The US lag in coronavirus testing is “a failing”, a top federal health official has said.
Public health experts have warned they do not have a good understanding of how widely the virus has spread.
The effort initially was hobbled by delays in getting testing kits out to public health labs but the problems have continued, leading scientists to conclude the virus has already spread far wider than government officials are reporting.
US health officials, for example, promised nearly a month ago to tap into a national network of labs that monitor for flu. That system is only just getting started.
On Thursday, Dr Anthony Fauci, of the National Institutes of Health, agreed that the US needs to improve testing.
“The system is not really geared to what we need right now,” he said. “That is a failing. It is a failing, let’s admit it.”
Large-scale testing is a critical part of tracking the spread of infectious diseases and allocating resources for treatment. The lack of comprehensive figures means US health providers could quickly be overwhelmed by undetected cases.

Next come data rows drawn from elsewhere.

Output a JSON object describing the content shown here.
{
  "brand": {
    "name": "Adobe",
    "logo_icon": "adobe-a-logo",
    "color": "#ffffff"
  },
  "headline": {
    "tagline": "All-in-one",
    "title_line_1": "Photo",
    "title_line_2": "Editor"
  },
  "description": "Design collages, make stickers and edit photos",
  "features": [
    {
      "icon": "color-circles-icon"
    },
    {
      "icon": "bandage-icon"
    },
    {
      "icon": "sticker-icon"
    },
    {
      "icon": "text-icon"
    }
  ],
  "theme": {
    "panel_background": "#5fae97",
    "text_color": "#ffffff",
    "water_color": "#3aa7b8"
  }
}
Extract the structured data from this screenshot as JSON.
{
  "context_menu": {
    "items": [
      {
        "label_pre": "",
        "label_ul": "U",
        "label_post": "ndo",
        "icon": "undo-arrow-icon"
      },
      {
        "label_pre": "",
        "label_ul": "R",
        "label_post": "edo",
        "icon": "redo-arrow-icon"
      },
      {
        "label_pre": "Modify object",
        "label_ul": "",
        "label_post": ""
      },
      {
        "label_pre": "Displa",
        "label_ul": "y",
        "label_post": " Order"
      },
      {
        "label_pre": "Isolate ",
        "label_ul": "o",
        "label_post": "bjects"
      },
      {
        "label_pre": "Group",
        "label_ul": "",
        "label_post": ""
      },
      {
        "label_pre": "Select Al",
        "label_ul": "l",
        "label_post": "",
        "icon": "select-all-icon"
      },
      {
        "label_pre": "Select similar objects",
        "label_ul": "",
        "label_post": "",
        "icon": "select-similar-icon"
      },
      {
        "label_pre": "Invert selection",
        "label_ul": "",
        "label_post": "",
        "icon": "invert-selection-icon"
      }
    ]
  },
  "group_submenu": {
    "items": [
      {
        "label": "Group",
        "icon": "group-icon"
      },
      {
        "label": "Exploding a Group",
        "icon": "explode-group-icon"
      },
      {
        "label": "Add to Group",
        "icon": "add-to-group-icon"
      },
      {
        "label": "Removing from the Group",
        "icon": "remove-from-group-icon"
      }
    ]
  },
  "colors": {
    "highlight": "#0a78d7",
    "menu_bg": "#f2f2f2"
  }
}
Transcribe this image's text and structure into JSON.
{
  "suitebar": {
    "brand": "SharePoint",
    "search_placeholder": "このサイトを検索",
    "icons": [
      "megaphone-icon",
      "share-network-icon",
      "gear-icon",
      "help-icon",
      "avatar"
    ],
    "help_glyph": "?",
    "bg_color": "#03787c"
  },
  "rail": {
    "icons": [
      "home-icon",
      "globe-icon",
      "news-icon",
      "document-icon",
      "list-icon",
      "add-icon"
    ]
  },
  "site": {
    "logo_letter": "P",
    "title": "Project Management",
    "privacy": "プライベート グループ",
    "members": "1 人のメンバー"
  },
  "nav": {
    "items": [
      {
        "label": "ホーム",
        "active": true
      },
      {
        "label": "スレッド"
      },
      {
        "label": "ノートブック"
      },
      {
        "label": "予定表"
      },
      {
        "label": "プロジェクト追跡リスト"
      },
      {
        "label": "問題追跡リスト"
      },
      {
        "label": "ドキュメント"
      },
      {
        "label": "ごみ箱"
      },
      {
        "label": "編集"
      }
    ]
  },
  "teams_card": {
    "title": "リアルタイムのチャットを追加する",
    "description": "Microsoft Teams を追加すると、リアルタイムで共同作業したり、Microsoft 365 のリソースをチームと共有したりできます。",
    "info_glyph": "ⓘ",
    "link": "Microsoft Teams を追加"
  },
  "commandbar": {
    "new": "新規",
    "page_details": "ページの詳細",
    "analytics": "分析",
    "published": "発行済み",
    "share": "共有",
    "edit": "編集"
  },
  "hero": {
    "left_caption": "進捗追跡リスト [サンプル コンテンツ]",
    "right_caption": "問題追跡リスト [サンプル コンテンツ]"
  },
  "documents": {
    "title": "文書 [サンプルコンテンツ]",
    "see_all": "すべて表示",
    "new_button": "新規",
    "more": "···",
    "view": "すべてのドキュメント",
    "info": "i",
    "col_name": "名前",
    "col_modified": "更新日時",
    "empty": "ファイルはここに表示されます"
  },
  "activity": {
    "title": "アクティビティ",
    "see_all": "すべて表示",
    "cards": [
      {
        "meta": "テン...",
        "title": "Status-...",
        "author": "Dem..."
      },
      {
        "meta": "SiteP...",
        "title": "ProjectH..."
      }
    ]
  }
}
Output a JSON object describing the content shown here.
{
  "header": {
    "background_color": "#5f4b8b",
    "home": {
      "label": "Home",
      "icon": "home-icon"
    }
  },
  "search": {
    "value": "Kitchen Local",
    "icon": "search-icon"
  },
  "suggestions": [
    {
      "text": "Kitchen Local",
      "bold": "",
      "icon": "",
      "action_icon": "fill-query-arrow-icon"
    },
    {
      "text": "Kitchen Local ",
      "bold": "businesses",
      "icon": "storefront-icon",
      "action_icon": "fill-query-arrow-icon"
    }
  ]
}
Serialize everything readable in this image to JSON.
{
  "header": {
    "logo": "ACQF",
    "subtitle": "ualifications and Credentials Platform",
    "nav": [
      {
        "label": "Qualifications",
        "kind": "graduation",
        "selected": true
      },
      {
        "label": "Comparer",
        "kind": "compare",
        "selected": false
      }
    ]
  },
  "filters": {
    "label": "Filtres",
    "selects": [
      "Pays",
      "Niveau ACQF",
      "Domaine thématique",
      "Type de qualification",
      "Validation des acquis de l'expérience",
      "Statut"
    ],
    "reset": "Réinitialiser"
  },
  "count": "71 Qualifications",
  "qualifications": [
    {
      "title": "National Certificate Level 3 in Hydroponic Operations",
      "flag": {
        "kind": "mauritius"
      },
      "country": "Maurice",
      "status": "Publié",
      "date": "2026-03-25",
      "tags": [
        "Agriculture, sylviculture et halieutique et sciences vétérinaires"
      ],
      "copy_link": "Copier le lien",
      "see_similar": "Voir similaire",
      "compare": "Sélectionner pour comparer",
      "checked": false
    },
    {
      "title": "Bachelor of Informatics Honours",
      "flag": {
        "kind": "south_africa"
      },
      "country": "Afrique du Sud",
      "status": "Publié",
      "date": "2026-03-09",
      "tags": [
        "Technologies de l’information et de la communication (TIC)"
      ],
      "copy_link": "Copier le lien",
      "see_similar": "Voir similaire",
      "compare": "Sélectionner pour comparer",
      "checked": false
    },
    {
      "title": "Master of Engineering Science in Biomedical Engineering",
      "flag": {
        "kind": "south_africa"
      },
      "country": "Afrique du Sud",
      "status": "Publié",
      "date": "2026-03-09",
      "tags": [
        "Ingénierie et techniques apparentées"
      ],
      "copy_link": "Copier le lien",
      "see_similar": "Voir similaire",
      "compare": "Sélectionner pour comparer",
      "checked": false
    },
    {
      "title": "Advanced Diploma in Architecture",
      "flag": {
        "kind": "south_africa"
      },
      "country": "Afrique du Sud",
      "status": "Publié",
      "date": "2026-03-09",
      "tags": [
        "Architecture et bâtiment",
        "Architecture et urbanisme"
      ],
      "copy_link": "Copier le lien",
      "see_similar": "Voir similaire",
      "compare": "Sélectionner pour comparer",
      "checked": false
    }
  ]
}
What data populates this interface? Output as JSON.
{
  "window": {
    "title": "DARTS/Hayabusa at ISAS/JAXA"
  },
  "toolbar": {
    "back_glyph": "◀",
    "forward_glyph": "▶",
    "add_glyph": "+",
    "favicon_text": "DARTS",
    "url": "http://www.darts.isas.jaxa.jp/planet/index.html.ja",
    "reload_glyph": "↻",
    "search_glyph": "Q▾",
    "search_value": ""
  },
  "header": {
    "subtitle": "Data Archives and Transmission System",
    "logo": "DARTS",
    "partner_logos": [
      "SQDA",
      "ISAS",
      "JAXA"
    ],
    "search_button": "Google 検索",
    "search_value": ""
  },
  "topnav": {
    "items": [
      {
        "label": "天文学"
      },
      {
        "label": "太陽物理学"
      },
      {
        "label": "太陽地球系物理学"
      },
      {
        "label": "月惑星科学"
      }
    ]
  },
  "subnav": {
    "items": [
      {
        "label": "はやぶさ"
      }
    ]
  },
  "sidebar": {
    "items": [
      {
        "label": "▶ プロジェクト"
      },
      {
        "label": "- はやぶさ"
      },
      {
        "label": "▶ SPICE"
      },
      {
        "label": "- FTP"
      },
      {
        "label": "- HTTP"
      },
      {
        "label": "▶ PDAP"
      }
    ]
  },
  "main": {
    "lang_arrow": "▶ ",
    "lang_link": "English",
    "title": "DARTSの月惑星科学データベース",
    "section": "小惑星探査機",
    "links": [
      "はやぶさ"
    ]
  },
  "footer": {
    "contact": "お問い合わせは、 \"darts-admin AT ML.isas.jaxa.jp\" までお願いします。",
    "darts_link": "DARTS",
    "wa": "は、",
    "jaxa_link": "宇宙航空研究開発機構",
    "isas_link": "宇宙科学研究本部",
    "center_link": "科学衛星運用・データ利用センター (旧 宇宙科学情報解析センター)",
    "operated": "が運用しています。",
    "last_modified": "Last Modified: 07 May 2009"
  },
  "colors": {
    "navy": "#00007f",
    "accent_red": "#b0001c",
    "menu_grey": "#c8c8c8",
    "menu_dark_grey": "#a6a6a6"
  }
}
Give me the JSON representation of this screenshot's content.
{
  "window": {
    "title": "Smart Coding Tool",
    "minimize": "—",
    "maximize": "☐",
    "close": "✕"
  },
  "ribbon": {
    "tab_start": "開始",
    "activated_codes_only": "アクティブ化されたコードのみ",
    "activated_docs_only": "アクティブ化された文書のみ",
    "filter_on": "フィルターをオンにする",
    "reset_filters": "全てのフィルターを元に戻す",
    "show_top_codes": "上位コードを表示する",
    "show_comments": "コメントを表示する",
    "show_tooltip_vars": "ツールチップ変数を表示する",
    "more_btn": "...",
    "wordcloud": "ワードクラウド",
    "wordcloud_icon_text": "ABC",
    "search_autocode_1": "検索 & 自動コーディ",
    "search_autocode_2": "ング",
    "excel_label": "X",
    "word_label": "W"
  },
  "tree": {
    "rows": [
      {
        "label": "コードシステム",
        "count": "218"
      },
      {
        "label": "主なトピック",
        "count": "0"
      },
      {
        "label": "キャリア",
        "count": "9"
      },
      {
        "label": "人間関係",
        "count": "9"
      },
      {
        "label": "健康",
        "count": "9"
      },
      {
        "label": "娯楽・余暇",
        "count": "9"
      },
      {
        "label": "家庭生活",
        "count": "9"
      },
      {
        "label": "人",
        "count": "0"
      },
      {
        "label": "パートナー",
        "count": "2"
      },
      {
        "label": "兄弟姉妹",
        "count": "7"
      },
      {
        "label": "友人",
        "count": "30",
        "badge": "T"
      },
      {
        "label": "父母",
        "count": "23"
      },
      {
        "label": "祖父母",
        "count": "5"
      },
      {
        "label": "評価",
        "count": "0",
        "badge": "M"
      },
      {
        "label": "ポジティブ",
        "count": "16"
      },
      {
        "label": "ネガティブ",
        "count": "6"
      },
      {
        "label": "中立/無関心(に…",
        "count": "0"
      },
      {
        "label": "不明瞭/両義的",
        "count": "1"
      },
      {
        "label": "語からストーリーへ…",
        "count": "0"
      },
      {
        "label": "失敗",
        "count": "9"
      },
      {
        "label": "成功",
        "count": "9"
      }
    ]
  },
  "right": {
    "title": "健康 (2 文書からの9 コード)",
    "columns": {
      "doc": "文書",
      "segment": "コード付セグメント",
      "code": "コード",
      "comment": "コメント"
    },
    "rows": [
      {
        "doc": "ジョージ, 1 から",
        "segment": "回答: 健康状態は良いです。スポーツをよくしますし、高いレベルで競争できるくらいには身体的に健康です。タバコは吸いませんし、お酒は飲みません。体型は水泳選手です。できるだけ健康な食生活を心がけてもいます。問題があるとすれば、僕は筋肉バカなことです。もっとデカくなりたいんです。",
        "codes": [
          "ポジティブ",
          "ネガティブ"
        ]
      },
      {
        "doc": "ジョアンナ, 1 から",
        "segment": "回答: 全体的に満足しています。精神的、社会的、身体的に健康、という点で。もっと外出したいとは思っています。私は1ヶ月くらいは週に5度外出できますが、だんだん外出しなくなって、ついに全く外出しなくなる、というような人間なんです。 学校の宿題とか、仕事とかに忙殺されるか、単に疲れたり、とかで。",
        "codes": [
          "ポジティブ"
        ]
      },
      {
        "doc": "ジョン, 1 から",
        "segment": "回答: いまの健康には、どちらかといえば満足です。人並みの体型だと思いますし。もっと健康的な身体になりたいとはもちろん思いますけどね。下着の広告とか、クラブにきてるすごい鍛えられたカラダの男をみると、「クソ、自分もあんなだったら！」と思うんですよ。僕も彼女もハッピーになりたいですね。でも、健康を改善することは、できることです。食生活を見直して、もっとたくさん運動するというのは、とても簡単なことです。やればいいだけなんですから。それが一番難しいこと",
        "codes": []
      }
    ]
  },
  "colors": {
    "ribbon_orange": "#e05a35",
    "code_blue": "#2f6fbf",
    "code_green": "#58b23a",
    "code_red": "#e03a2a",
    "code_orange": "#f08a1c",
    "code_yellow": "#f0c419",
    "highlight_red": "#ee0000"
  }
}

As of Thursday afternoon, the Centres for Disease Control and Prevention (CDC) was reporting about 1,260 US illnesses — a number that trailed independent researchers, who are adding reports from individual states more quickly.
But some experts believe any number based on test results of individual patients is a dramatic undercount. Researchers at Cedars-Sinai Medical Centre in Los Angeles this week estimated that the true count of infections was close to 9,000 — about two weeks ago.
“I expect there are more infected individuals now,” said one of the researchers, Dr Jonathan Braun. “This means that the level of disease in the US is much greater than has been reported by actual testing.”
The problem, these experts say, is that the US is not testing enough people.
There are no official numbers from the federal government on the country’s overall testing capacity. One of the only comprehensive estimates comes from Dr Scott Gottlieb, the former FDA commissioner who is now a resident fellow at the American Enterprise Institute, a conservative think tank.
As of Thursday, his group estimated US labs could process results for more than 20,000 patients per day.
The figure is based on a combination of publicly reported information and historical estimates from government, private and academic labs. It reflects the total number of patient results that could be processed in a day, not the current number being run.
Whatever the actual number, the US effort is trailing other nations.
South Korea, a country one-sixth the size of the US in terms of population, is reportedly testing 15,000 people per day.
CDC director Dr Robert Redfield noted that officials there are using automated, high-volume testing systems capable of processing thousands of samples at a time.
In contrast, the equipment used by most US state and local labs requires technicians to manually process each sample in small batches, sometimes 100 or fewer per day.